Data excerpts:
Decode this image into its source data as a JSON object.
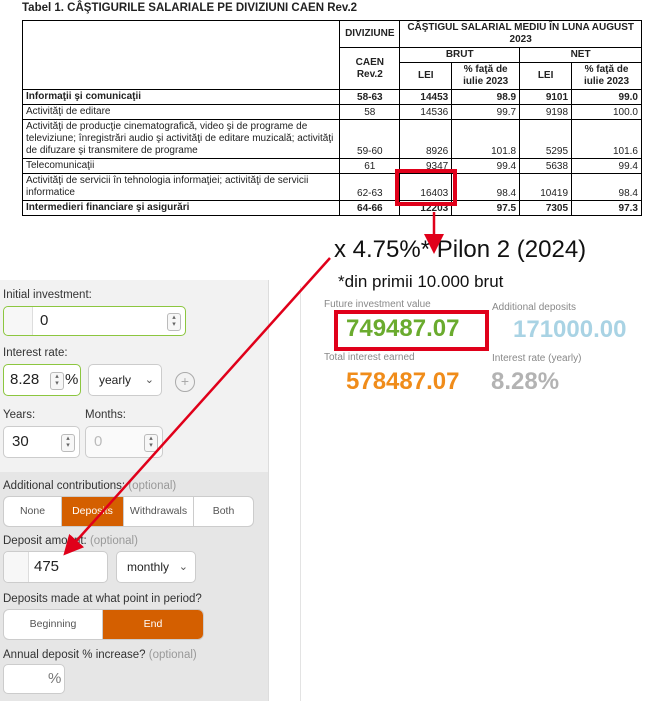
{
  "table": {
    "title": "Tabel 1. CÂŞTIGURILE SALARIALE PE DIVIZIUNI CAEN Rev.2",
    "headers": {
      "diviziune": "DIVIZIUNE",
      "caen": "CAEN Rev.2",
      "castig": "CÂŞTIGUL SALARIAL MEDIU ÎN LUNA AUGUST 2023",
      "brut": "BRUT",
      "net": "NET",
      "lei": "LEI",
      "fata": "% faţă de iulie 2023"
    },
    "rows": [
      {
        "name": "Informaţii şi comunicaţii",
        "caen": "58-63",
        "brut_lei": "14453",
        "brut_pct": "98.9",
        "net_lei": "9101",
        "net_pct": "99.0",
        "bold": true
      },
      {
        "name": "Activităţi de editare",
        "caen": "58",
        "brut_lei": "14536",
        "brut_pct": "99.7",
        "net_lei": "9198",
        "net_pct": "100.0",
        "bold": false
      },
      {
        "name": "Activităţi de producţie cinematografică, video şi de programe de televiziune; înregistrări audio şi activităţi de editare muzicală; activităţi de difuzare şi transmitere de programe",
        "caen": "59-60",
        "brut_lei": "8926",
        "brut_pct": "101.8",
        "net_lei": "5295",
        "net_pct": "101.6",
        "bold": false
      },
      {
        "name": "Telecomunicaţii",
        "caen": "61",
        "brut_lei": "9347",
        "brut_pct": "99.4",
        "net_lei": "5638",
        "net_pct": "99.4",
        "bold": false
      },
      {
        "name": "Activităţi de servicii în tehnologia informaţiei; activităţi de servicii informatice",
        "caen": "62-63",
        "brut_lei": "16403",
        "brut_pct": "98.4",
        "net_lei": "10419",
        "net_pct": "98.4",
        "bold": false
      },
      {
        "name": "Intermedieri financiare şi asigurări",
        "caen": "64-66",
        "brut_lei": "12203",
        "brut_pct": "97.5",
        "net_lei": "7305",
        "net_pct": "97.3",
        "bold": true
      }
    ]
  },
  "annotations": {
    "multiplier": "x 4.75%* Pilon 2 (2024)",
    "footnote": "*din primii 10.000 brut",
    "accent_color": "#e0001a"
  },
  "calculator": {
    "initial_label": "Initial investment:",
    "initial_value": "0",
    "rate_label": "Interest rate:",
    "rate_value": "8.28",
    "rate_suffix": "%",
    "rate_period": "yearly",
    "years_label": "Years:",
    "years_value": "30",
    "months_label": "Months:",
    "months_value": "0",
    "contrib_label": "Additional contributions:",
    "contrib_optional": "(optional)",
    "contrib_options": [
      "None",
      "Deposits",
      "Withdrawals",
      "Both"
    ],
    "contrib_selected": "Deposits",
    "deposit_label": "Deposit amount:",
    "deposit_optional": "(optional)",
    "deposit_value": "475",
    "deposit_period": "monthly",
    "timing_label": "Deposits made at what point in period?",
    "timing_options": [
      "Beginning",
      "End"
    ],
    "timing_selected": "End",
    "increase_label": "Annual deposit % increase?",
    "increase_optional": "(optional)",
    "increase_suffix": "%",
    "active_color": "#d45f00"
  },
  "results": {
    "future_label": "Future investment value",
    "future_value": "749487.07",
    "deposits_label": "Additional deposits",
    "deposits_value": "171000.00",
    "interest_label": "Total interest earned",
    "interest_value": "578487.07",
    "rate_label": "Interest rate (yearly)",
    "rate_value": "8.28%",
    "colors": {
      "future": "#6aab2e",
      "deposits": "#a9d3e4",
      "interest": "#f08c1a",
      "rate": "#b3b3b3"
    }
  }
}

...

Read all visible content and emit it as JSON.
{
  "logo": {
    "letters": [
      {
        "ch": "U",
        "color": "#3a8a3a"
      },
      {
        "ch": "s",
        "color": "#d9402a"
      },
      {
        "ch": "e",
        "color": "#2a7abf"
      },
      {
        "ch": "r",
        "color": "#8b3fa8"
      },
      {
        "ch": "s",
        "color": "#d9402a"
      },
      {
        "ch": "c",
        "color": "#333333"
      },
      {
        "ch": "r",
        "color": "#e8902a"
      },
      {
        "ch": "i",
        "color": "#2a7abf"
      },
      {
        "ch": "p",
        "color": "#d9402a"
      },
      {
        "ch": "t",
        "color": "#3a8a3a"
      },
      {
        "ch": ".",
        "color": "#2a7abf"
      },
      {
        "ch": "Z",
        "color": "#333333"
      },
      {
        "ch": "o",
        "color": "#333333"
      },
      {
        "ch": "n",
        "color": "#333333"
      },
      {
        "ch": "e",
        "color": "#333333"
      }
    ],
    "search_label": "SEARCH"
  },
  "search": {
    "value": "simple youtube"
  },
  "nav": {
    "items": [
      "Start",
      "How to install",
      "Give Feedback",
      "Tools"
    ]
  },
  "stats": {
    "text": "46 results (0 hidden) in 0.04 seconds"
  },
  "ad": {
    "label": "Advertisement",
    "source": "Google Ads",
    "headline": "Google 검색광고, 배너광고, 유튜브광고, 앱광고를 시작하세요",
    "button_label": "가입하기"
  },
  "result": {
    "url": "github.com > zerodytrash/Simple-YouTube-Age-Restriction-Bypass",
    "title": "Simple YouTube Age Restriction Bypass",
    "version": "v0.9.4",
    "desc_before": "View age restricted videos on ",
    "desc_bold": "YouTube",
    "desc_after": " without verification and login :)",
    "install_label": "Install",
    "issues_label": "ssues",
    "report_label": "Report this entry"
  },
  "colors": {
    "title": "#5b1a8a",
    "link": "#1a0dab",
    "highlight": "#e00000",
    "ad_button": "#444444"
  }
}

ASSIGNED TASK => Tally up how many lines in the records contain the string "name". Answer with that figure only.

ANSWER TO THIS PROBLEM => 6